Assignment:
Each record must be output exactly and in full.

Provided records:
= = = =
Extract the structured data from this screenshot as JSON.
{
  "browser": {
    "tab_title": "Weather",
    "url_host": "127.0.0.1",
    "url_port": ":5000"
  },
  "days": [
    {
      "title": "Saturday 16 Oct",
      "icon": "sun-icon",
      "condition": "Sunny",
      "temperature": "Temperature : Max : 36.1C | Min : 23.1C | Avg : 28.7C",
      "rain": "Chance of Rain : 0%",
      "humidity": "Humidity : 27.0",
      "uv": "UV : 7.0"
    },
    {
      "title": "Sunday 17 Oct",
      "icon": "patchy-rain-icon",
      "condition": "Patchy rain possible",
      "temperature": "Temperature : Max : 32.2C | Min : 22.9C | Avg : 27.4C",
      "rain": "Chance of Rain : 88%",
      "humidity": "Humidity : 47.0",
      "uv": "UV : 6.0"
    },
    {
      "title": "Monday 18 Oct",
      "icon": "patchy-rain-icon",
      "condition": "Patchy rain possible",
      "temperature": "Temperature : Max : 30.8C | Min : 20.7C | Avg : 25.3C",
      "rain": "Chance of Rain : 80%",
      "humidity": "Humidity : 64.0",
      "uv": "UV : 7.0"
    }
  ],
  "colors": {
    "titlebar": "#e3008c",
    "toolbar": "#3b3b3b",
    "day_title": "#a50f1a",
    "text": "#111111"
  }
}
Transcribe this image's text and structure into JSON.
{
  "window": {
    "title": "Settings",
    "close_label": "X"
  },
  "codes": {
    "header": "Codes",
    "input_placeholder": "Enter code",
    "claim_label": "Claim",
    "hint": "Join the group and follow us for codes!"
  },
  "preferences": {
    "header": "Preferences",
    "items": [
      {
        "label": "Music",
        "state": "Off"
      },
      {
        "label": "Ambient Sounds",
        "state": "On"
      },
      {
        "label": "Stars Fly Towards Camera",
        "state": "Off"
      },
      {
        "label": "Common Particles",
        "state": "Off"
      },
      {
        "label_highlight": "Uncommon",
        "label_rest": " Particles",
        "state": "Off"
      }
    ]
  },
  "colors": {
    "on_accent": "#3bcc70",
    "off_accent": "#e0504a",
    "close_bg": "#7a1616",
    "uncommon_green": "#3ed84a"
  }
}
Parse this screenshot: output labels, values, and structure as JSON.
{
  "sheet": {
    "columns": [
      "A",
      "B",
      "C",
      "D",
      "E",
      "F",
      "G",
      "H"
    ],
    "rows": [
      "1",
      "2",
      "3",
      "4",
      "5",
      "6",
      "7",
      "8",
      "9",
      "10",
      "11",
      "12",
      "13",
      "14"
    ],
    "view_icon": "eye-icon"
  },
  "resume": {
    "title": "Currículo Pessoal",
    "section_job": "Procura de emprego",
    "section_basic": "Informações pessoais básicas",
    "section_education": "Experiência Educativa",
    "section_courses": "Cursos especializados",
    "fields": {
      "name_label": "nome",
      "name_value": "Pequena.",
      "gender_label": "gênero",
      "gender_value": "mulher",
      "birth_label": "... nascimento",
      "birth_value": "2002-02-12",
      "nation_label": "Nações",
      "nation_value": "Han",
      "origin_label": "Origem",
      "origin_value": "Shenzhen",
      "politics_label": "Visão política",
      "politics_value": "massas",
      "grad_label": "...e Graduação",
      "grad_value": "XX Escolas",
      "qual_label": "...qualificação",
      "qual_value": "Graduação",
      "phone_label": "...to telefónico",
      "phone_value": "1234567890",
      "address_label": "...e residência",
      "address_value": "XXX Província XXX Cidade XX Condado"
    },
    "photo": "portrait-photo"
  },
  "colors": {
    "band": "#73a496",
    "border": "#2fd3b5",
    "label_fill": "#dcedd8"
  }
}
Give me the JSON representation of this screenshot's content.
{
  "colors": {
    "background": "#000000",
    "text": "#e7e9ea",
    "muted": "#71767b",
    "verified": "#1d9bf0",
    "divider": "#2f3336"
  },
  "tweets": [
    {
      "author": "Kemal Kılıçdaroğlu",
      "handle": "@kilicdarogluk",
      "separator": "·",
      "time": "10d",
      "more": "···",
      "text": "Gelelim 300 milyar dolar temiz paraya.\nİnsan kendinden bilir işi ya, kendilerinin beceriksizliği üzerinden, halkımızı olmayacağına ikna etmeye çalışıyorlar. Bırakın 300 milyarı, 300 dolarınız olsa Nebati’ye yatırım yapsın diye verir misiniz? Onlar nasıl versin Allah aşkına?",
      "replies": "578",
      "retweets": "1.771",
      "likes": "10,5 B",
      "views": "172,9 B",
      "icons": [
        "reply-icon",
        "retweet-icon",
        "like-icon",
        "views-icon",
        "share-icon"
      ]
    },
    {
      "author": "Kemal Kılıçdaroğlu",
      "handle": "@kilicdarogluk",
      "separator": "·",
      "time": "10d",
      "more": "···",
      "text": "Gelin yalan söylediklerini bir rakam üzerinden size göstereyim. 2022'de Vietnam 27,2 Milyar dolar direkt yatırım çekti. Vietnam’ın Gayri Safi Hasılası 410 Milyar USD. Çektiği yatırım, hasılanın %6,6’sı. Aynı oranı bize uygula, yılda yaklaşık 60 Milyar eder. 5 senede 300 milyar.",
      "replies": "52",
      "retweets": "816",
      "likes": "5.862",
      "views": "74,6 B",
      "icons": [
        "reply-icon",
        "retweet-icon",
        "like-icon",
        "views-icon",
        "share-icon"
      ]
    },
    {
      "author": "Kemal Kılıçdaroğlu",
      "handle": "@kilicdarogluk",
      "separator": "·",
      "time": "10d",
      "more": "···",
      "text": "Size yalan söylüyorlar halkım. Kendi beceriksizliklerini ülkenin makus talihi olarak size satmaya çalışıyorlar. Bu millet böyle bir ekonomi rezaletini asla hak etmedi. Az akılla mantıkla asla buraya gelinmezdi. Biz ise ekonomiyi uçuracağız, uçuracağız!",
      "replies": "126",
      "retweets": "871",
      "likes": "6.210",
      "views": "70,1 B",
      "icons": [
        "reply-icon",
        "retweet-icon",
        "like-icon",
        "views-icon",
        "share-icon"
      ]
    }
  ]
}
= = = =
The answer:
Extract the structured data from this screenshot as JSON.
{
  "browser": {
    "tab_title": "Weather",
    "url_host": "127.0.0.1",
    "url_port": ":5000"
  },
  "days": [
    {
      "title": "Saturday 16 Oct",
      "icon": "sun-icon",
      "condition": "Sunny",
      "temperature": "Temperature : Max : 36.1C | Min : 23.1C | Avg : 28.7C",
      "rain": "Chance of Rain : 0%",
      "humidity": "Humidity : 27.0",
      "uv": "UV : 7.0"
    },
    {
      "title": "Sunday 17 Oct",
      "icon": "patchy-rain-icon",
      "condition": "Patchy rain possible",
      "temperature": "Temperature : Max : 32.2C | Min : 22.9C | Avg : 27.4C",
      "rain": "Chance of Rain : 88%",
      "humidity": "Humidity : 47.0",
      "uv": "UV : 6.0"
    },
    {
      "title": "Monday 18 Oct",
      "icon": "patchy-rain-icon",
      "condition": "Patchy rain possible",
      "temperature": "Temperature : Max : 30.8C | Min : 20.7C | Avg : 25.3C",
      "rain": "Chance of Rain : 80%",
      "humidity": "Humidity : 64.0",
      "uv": "UV : 7.0"
    }
  ],
  "colors": {
    "titlebar": "#e3008c",
    "toolbar": "#3b3b3b",
    "day_title": "#a50f1a",
    "text": "#111111"
  }
}
Transcribe this image's text and structure into JSON.
{
  "window": {
    "title": "Settings",
    "close_label": "X"
  },
  "codes": {
    "header": "Codes",
    "input_placeholder": "Enter code",
    "claim_label": "Claim",
    "hint": "Join the group and follow us for codes!"
  },
  "preferences": {
    "header": "Preferences",
    "items": [
      {
        "label": "Music",
        "state": "Off"
      },
      {
        "label": "Ambient Sounds",
        "state": "On"
      },
      {
        "label": "Stars Fly Towards Camera",
        "state": "Off"
      },
      {
        "label": "Common Particles",
        "state": "Off"
      },
      {
        "label_highlight": "Uncommon",
        "label_rest": " Particles",
        "state": "Off"
      }
    ]
  },
  "colors": {
    "on_accent": "#3bcc70",
    "off_accent": "#e0504a",
    "close_bg": "#7a1616",
    "uncommon_green": "#3ed84a"
  }
}
Parse this screenshot: output labels, values, and structure as JSON.
{
  "sheet": {
    "columns": [
      "A",
      "B",
      "C",
      "D",
      "E",
      "F",
      "G",
      "H"
    ],
    "rows": [
      "1",
      "2",
      "3",
      "4",
      "5",
      "6",
      "7",
      "8",
      "9",
      "10",
      "11",
      "12",
      "13",
      "14"
    ],
    "view_icon": "eye-icon"
  },
  "resume": {
    "title": "Currículo Pessoal",
    "section_job": "Procura de emprego",
    "section_basic": "Informações pessoais básicas",
    "section_education": "Experiência Educativa",
    "section_courses": "Cursos especializados",
    "fields": {
      "name_label": "nome",
      "name_value": "Pequena.",
      "gender_label": "gênero",
      "gender_value": "mulher",
      "birth_label": "... nascimento",
      "birth_value": "2002-02-12",
      "nation_label": "Nações",
      "nation_value": "Han",
      "origin_label": "Origem",
      "origin_value": "Shenzhen",
      "politics_label": "Visão política",
      "politics_value": "massas",
      "grad_label": "...e Graduação",
      "grad_value": "XX Escolas",
      "qual_label": "...qualificação",
      "qual_value": "Graduação",
      "phone_label": "...to telefónico",
      "phone_value": "1234567890",
      "address_label": "...e residência",
      "address_value": "XXX Província XXX Cidade XX Condado"
    },
    "photo": "portrait-photo"
  },
  "colors": {
    "band": "#73a496",
    "border": "#2fd3b5",
    "label_fill": "#dcedd8"
  }
}
Give me the JSON representation of this screenshot's content.
{
  "colors": {
    "background": "#000000",
    "text": "#e7e9ea",
    "muted": "#71767b",
    "verified": "#1d9bf0",
    "divider": "#2f3336"
  },
  "tweets": [
    {
      "author": "Kemal Kılıçdaroğlu",
      "handle": "@kilicdarogluk",
      "separator": "·",
      "time": "10d",
      "more": "···",
      "text": "Gelelim 300 milyar dolar temiz paraya.\nİnsan kendinden bilir işi ya, kendilerinin beceriksizliği üzerinden, halkımızı olmayacağına ikna etmeye çalışıyorlar. Bırakın 300 milyarı, 300 dolarınız olsa Nebati’ye yatırım yapsın diye verir misiniz? Onlar nasıl versin Allah aşkına?",
      "replies": "578",
      "retweets": "1.771",
      "likes": "10,5 B",
      "views": "172,9 B",
      "icons": [
        "reply-icon",
        "retweet-icon",
        "like-icon",
        "views-icon",
        "share-icon"
      ]
    },
    {
      "author": "Kemal Kılıçdaroğlu",
      "handle": "@kilicdarogluk",
      "separator": "·",
      "time": "10d",
      "more": "···",
      "text": "Gelin yalan söylediklerini bir rakam üzerinden size göstereyim. 2022'de Vietnam 27,2 Milyar dolar direkt yatırım çekti. Vietnam’ın Gayri Safi Hasılası 410 Milyar USD. Çektiği yatırım, hasılanın %6,6’sı. Aynı oranı bize uygula, yılda yaklaşık 60 Milyar eder. 5 senede 300 milyar.",
      "replies": "52",
      "retweets": "816",
      "likes": "5.862",
      "views": "74,6 B",
      "icons": [
        "reply-icon",
        "retweet-icon",
        "like-icon",
        "views-icon",
        "share-icon"
      ]
    },
    {
      "author": "Kemal Kılıçdaroğlu",
      "handle": "@kilicdarogluk",
      "separator": "·",
      "time": "10d",
      "more": "···",
      "text": "Size yalan söylüyorlar halkım. Kendi beceriksizliklerini ülkenin makus talihi olarak size satmaya çalışıyorlar. Bu millet böyle bir ekonomi rezaletini asla hak etmedi. Az akılla mantıkla asla buraya gelinmezdi. Biz ise ekonomiyi uçuracağız, uçuracağız!",
      "replies": "126",
      "retweets": "871",
      "likes": "6.210",
      "views": "70,1 B",
      "icons": [
        "reply-icon",
        "retweet-icon",
        "like-icon",
        "views-icon",
        "share-icon"
      ]
    }
  ]
}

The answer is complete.